Author: Zhou Z1, Zhou R, Zhu Y, Li K, Luo Y, Zhang Z, Luan R
Affiliation: <sup>1</sup>Department of Epidemiology and Biostatistics, Sichuan University West China School of Public Health, 610041 Chengdu, China.
Conference/Journal: J Rehabil Med.
Date published: 2019 Apr 10
Other: Special Notes: doi: 10.2340/16501977-2555. [Epub ahead of print] , Word Count: 392
OBJECTIVE: To systematically synthesize and critically evaluate evidence on the effectiveness of tai chi for patients with type 2 diabetes mellitus.
DATA SOURCES: Seven electronic databases (Wan Fang, SinoMed, China National Knowledge Infrastructure, VIP, PubMed, Embase, and Cochrane Library) were systematically searched from their inception to March 2018.
STUDY SELECTION: Randomized controlled trials investigating the effects of tai chi on individuals with type 2 diabetes mellitus were eligible.
DATA EXTRACTION: Biomedical outcomes (fasting plasma glucose, glycosylated haemoglobin (HbA1c), fasting insulin, insulin resistance, body mass index, total cholesterol, blood pressure) as well as balance and quality of life-related outcomes were extracted independently by 2 reviewers. Stata 12.0 software was used to synthesize data if there was no or moderate heterogeneity across studies. Otherwise, narrative summaries were performed.
DATA SYNTHESIS: A total of 23 studies (25 articles) involving 1,235 patients were included in this meta-analysis. Significant changes in tai chi-related effects were observed in lowering fasting plasma glucose (standardized mean difference -0.67; 95% confidence interval (95% CI) -0.87 to -0.47; p < 0.001), HbA1c (mean difference -0.88%; 95% CI -1.45 to -0.31; p =0.002) and insulin resistance (mean difference -0.41; 95% CI -0.78 to -0.04; p = 0.029). Beneficial effects of tai chi were also found in decreasing body mass index (mean difference -0.82 kg/m2; 95% CI -1.28 to -0.37 kg/m2; p < 0.001) and total cholesterol (standardized mean difference -0.59; 95% CI -0.90 to -0.27; p < 0.001). In addition, tai chi reduced blood pressure (systolic blood pressure (mean difference -10.03 mmHg; 95% CI -15.78 to -4.29 mmHg; p = 0.001), diastolic blood pressure (mean difference -4.85 mmHg; 95% CI -8.23 to -1.47 mmHg; p = 0.005)) and improved quality of life (QoL)-related outcomes (physical function (mean difference 7.07; 95% CI 0.79-13.35; p = 0.027), bodily pain (mean difference 4.30; 95% CI 0.83-7.77; p = 0.015) and social function (mean difference 13.84; 95% CI 6.22-21.47; p < 0.001)). However, no impact was exerted on fasting insulin (standardized mean difference -0.32; 95% CI -0.71 to 0.07; p = 0.110) or balance (mean difference 2.71 s; 95% CI -3.29 to 8.71 s; p = 0.376).
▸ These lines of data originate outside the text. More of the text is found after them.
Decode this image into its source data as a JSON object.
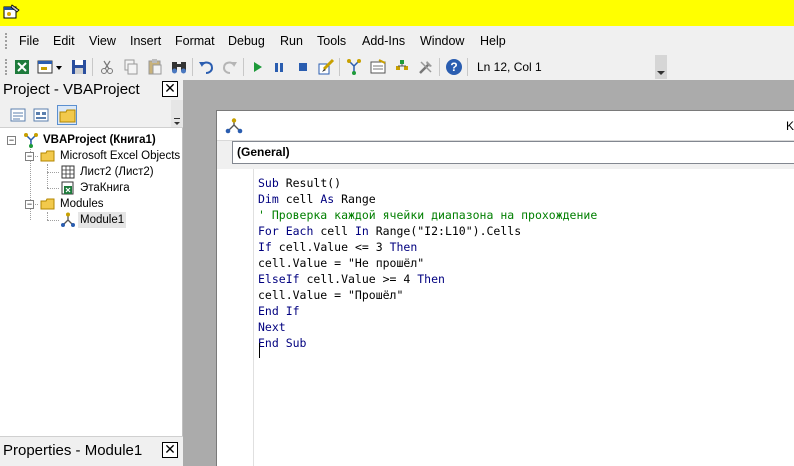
{
  "menu": {
    "file": "File",
    "edit": "Edit",
    "view": "View",
    "insert": "Insert",
    "format": "Format",
    "debug": "Debug",
    "run": "Run",
    "tools": "Tools",
    "addins": "Add-Ins",
    "window": "Window",
    "help": "Help"
  },
  "toolbar": {
    "cursor_position": "Ln 12, Col 1"
  },
  "project_pane": {
    "title": "Project - VBAProject",
    "close_label": "✕",
    "tree": {
      "root": "VBAProject (Книга1)",
      "objects_folder": "Microsoft Excel Objects",
      "sheet": "Лист2 (Лист2)",
      "workbook": "ЭтаКнига",
      "modules_folder": "Modules",
      "module": "Module1"
    }
  },
  "properties_pane": {
    "title": "Properties - Module1",
    "close_label": "✕"
  },
  "code_window": {
    "title_fragment": "K",
    "object_selector": "(General)",
    "lines": [
      [
        {
          "t": "kw",
          "v": "Sub "
        },
        {
          "t": "tx",
          "v": "Result()"
        }
      ],
      [
        {
          "t": "kw",
          "v": "Dim "
        },
        {
          "t": "tx",
          "v": "cell "
        },
        {
          "t": "kw",
          "v": "As "
        },
        {
          "t": "tx",
          "v": "Range"
        }
      ],
      [
        {
          "t": "cm",
          "v": "' Проверка каждой ячейки диапазона на прохождение"
        }
      ],
      [
        {
          "t": "kw",
          "v": "For Each "
        },
        {
          "t": "tx",
          "v": "cell "
        },
        {
          "t": "kw",
          "v": "In "
        },
        {
          "t": "tx",
          "v": "Range(\"I2:L10\").Cells"
        }
      ],
      [
        {
          "t": "kw",
          "v": "If "
        },
        {
          "t": "tx",
          "v": "cell.Value <= 3 "
        },
        {
          "t": "kw",
          "v": "Then"
        }
      ],
      [
        {
          "t": "tx",
          "v": "cell.Value = \"Не прошёл\""
        }
      ],
      [
        {
          "t": "kw",
          "v": "ElseIf "
        },
        {
          "t": "tx",
          "v": "cell.Value >= 4 "
        },
        {
          "t": "kw",
          "v": "Then"
        }
      ],
      [
        {
          "t": "tx",
          "v": "cell.Value = \"Прошёл\""
        }
      ],
      [
        {
          "t": "kw",
          "v": "End If"
        }
      ],
      [
        {
          "t": "kw",
          "v": "Next"
        }
      ],
      [
        {
          "t": "kw",
          "v": "End Sub"
        }
      ]
    ]
  },
  "colors": {
    "title_strip": "#ffff00",
    "chrome": "#f0f0f0",
    "workspace": "#ababab",
    "keyword": "#00007f",
    "comment": "#007f00"
  },
  "icons": [
    "excel-view-icon",
    "insert-userform-icon",
    "save-icon",
    "cut-icon",
    "copy-icon",
    "paste-icon",
    "find-icon",
    "undo-icon",
    "redo-icon",
    "run-icon",
    "break-icon",
    "reset-icon",
    "design-mode-icon",
    "project-explorer-icon",
    "properties-icon",
    "object-browser-icon",
    "toolbox-icon",
    "help-icon"
  ]
}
CONCLUSION: Tai chi is effective in controlling biomedical outcomes and improving quality of life-related outcomes in individuals with type 2 diabetes mellitus, although no effects were observed on balance and fasting insulin. Further high-quality research is needed to elucidate the effects of tai chi between various types, the long-term effects of tai chi, the impact on respiratory function, and the association between tai chi and risk of type 2 diabetes mellitus.
KEYWORDS: meta-analysis; systematic review; type 2 diabetes mellitus; tai chi
PMID: 30968941 DOI: 10.2340/16501977-2555